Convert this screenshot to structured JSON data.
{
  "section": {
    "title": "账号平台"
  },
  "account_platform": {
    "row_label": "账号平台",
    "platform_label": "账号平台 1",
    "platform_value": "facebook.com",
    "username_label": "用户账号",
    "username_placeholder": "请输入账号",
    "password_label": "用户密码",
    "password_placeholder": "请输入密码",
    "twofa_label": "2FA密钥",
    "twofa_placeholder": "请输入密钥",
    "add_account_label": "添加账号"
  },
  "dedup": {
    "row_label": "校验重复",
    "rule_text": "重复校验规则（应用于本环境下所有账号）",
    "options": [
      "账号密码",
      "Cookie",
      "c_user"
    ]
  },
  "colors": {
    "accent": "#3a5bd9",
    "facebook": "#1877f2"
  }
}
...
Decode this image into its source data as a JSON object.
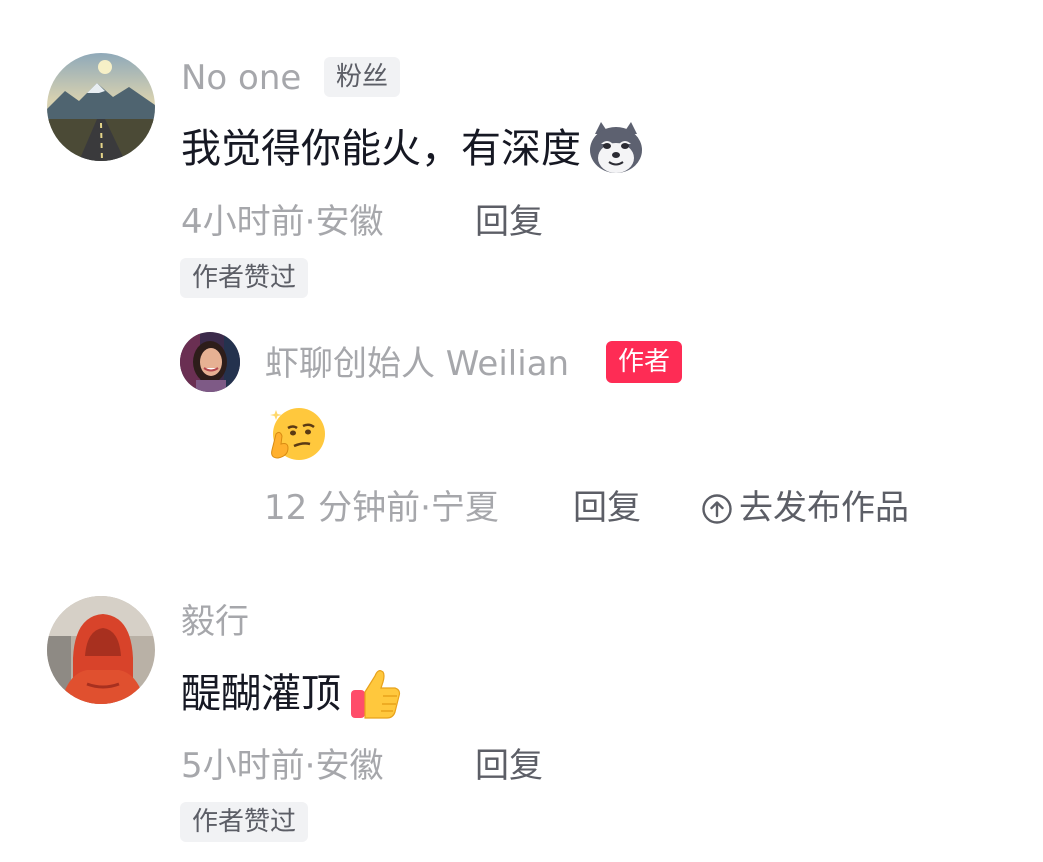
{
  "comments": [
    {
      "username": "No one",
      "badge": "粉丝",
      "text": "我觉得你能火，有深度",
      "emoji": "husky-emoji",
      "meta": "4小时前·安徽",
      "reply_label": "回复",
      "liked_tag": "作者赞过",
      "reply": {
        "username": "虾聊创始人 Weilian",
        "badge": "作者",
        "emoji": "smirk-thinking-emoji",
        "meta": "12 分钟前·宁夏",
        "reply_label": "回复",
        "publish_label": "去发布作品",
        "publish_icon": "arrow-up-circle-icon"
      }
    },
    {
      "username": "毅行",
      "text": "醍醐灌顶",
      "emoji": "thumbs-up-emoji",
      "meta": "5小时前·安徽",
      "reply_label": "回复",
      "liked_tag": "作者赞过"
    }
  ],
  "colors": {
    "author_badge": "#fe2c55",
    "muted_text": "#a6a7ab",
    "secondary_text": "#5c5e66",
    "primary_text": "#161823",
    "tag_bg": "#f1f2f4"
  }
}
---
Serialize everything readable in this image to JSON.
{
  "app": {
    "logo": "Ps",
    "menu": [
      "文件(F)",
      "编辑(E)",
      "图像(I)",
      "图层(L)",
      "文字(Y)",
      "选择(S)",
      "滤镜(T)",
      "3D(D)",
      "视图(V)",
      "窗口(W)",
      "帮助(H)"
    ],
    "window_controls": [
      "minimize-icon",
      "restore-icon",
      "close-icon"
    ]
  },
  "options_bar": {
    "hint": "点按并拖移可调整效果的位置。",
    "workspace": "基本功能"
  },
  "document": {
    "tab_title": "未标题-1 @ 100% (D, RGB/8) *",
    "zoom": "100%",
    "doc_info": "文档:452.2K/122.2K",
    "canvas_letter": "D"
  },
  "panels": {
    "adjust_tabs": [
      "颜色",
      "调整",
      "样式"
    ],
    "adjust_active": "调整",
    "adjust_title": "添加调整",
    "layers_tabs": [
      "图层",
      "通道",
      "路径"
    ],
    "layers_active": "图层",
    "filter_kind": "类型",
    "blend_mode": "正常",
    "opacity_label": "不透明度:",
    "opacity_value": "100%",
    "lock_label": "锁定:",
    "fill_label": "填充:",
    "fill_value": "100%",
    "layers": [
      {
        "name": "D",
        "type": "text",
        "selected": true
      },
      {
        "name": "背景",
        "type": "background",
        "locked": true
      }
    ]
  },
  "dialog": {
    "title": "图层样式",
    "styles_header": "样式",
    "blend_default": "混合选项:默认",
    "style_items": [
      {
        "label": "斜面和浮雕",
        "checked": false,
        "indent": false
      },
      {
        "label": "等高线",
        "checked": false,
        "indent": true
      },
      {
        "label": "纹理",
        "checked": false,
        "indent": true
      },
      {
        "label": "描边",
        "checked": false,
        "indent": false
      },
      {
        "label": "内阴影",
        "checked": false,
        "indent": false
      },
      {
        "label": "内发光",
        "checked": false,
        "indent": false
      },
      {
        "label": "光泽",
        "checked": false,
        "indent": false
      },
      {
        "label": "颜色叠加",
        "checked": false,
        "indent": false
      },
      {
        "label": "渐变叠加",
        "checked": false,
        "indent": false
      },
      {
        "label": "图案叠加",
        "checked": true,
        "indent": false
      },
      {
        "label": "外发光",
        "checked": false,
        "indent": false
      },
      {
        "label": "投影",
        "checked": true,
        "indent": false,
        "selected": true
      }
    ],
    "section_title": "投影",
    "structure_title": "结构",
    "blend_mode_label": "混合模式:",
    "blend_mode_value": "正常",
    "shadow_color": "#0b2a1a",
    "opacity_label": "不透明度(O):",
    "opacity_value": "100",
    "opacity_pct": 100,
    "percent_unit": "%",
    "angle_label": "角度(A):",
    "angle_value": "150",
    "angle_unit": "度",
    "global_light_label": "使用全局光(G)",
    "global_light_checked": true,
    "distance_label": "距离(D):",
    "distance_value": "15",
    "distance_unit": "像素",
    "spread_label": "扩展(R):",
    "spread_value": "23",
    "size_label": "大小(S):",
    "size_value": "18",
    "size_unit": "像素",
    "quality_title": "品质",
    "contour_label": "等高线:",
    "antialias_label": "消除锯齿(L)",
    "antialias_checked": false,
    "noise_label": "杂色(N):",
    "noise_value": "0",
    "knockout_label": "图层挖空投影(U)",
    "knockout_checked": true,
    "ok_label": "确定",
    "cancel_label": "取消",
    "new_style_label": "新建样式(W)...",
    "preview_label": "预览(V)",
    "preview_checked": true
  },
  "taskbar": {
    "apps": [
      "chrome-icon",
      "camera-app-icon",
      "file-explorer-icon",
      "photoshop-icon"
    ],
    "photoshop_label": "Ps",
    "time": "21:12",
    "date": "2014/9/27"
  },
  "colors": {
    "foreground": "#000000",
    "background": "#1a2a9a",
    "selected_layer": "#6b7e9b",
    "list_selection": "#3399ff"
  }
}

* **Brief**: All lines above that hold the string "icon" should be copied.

* **Answer box**:
        "publish_icon": "arrow-up-circle-icon"
      "minimize-icon",
      "restore-icon",
      "close-icon"
      "chrome-icon",
      "camera-app-icon",
      "file-explorer-icon",
      "photoshop-icon"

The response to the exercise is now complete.